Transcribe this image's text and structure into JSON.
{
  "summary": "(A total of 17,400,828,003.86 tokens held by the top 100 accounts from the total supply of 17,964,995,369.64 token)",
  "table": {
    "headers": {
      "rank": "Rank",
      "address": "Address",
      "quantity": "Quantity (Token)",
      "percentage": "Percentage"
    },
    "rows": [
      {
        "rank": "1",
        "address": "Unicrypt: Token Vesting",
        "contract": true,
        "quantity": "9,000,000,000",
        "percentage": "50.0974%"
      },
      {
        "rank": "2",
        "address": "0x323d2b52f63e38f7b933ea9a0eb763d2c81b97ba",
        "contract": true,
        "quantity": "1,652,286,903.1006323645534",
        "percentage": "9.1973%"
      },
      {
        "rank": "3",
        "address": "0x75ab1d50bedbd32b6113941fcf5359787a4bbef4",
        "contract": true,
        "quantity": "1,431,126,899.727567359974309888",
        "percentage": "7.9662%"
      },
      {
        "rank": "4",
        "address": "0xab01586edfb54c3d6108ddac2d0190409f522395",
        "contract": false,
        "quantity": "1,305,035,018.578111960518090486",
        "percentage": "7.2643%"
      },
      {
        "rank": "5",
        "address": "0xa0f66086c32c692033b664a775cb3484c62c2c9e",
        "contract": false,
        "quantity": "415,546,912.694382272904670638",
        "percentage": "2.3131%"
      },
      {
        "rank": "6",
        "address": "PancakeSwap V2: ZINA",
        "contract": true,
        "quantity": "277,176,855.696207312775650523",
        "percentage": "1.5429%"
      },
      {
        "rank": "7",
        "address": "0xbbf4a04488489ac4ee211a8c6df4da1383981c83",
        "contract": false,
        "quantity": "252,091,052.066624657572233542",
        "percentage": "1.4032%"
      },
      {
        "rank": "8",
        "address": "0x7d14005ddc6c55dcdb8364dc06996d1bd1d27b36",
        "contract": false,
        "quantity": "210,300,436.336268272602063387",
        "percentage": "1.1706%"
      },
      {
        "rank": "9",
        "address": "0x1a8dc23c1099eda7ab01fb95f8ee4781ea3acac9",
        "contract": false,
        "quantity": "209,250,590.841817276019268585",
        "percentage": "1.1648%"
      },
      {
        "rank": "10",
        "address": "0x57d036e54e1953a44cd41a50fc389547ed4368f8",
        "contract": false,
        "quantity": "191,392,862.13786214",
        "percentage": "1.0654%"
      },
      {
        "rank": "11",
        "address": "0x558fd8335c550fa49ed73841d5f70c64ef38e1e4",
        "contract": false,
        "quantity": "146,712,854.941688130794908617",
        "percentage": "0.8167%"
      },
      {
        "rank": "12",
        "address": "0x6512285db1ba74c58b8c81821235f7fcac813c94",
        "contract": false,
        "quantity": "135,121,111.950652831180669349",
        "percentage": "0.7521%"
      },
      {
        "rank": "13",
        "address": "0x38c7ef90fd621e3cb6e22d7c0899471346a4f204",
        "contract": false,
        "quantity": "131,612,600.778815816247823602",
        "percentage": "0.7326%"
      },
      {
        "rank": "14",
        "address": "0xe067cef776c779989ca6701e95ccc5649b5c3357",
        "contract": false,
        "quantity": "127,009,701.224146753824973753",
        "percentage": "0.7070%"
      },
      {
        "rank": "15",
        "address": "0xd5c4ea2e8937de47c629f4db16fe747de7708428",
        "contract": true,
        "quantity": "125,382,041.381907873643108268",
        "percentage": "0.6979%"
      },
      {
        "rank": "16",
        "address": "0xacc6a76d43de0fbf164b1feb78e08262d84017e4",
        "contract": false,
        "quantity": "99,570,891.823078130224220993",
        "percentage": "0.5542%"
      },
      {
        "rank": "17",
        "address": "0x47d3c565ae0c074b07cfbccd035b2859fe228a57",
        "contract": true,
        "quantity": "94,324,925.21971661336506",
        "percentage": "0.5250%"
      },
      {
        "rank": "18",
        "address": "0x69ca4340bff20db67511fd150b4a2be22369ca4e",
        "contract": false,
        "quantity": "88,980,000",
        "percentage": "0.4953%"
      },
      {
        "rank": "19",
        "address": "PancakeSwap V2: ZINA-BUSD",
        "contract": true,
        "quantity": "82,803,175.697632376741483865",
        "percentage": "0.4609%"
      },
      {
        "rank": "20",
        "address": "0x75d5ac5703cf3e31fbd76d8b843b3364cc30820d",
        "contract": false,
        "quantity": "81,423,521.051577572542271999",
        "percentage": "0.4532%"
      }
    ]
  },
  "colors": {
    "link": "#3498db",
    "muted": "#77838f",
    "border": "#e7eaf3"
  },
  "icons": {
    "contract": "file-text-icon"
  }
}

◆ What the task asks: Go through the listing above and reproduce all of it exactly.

◆ Reply to the task:
Transcribe this image's text and structure into JSON.
{
  "summary": "(A total of 17,400,828,003.86 tokens held by the top 100 accounts from the total supply of 17,964,995,369.64 token)",
  "table": {
    "headers": {
      "rank": "Rank",
      "address": "Address",
      "quantity": "Quantity (Token)",
      "percentage": "Percentage"
    },
    "rows": [
      {
        "rank": "1",
        "address": "Unicrypt: Token Vesting",
        "contract": true,
        "quantity": "9,000,000,000",
        "percentage": "50.0974%"
      },
      {
        "rank": "2",
        "address": "0x323d2b52f63e38f7b933ea9a0eb763d2c81b97ba",
        "contract": true,
        "quantity": "1,652,286,903.1006323645534",
        "percentage": "9.1973%"
      },
      {
        "rank": "3",
        "address": "0x75ab1d50bedbd32b6113941fcf5359787a4bbef4",
        "contract": true,
        "quantity": "1,431,126,899.727567359974309888",
        "percentage": "7.9662%"
      },
      {
        "rank": "4",
        "address": "0xab01586edfb54c3d6108ddac2d0190409f522395",
        "contract": false,
        "quantity": "1,305,035,018.578111960518090486",
        "percentage": "7.2643%"
      },
      {
        "rank": "5",
        "address": "0xa0f66086c32c692033b664a775cb3484c62c2c9e",
        "contract": false,
        "quantity": "415,546,912.694382272904670638",
        "percentage": "2.3131%"
      },
      {
        "rank": "6",
        "address": "PancakeSwap V2: ZINA",
        "contract": true,
        "quantity": "277,176,855.696207312775650523",
        "percentage": "1.5429%"
      },
      {
        "rank": "7",
        "address": "0xbbf4a04488489ac4ee211a8c6df4da1383981c83",
        "contract": false,
        "quantity": "252,091,052.066624657572233542",
        "percentage": "1.4032%"
      },
      {
        "rank": "8",
        "address": "0x7d14005ddc6c55dcdb8364dc06996d1bd1d27b36",
        "contract": false,
        "quantity": "210,300,436.336268272602063387",
        "percentage": "1.1706%"
      },
      {
        "rank": "9",
        "address": "0x1a8dc23c1099eda7ab01fb95f8ee4781ea3acac9",
        "contract": false,
        "quantity": "209,250,590.841817276019268585",
        "percentage": "1.1648%"
      },
      {
        "rank": "10",
        "address": "0x57d036e54e1953a44cd41a50fc389547ed4368f8",
        "contract": false,
        "quantity": "191,392,862.13786214",
        "percentage": "1.0654%"
      },
      {
        "rank": "11",
        "address": "0x558fd8335c550fa49ed73841d5f70c64ef38e1e4",
        "contract": false,
        "quantity": "146,712,854.941688130794908617",
        "percentage": "0.8167%"
      },
      {
        "rank": "12",
        "address": "0x6512285db1ba74c58b8c81821235f7fcac813c94",
        "contract": false,
        "quantity": "135,121,111.950652831180669349",
        "percentage": "0.7521%"
      },
      {
        "rank": "13",
        "address": "0x38c7ef90fd621e3cb6e22d7c0899471346a4f204",
        "contract": false,
        "quantity": "131,612,600.778815816247823602",
        "percentage": "0.7326%"
      },
      {
        "rank": "14",
        "address": "0xe067cef776c779989ca6701e95ccc5649b5c3357",
        "contract": false,
        "quantity": "127,009,701.224146753824973753",
        "percentage": "0.7070%"
      },
      {
        "rank": "15",
        "address": "0xd5c4ea2e8937de47c629f4db16fe747de7708428",
        "contract": true,
        "quantity": "125,382,041.381907873643108268",
        "percentage": "0.6979%"
      },
      {
        "rank": "16",
        "address": "0xacc6a76d43de0fbf164b1feb78e08262d84017e4",
        "contract": false,
        "quantity": "99,570,891.823078130224220993",
        "percentage": "0.5542%"
      },
      {
        "rank": "17",
        "address": "0x47d3c565ae0c074b07cfbccd035b2859fe228a57",
        "contract": true,
        "quantity": "94,324,925.21971661336506",
        "percentage": "0.5250%"
      },
      {
        "rank": "18",
        "address": "0x69ca4340bff20db67511fd150b4a2be22369ca4e",
        "contract": false,
        "quantity": "88,980,000",
        "percentage": "0.4953%"
      },
      {
        "rank": "19",
        "address": "PancakeSwap V2: ZINA-BUSD",
        "contract": true,
        "quantity": "82,803,175.697632376741483865",
        "percentage": "0.4609%"
      },
      {
        "rank": "20",
        "address": "0x75d5ac5703cf3e31fbd76d8b843b3364cc30820d",
        "contract": false,
        "quantity": "81,423,521.051577572542271999",
        "percentage": "0.4532%"
      }
    ]
  },
  "colors": {
    "link": "#3498db",
    "muted": "#77838f",
    "border": "#e7eaf3"
  },
  "icons": {
    "contract": "file-text-icon"
  }
}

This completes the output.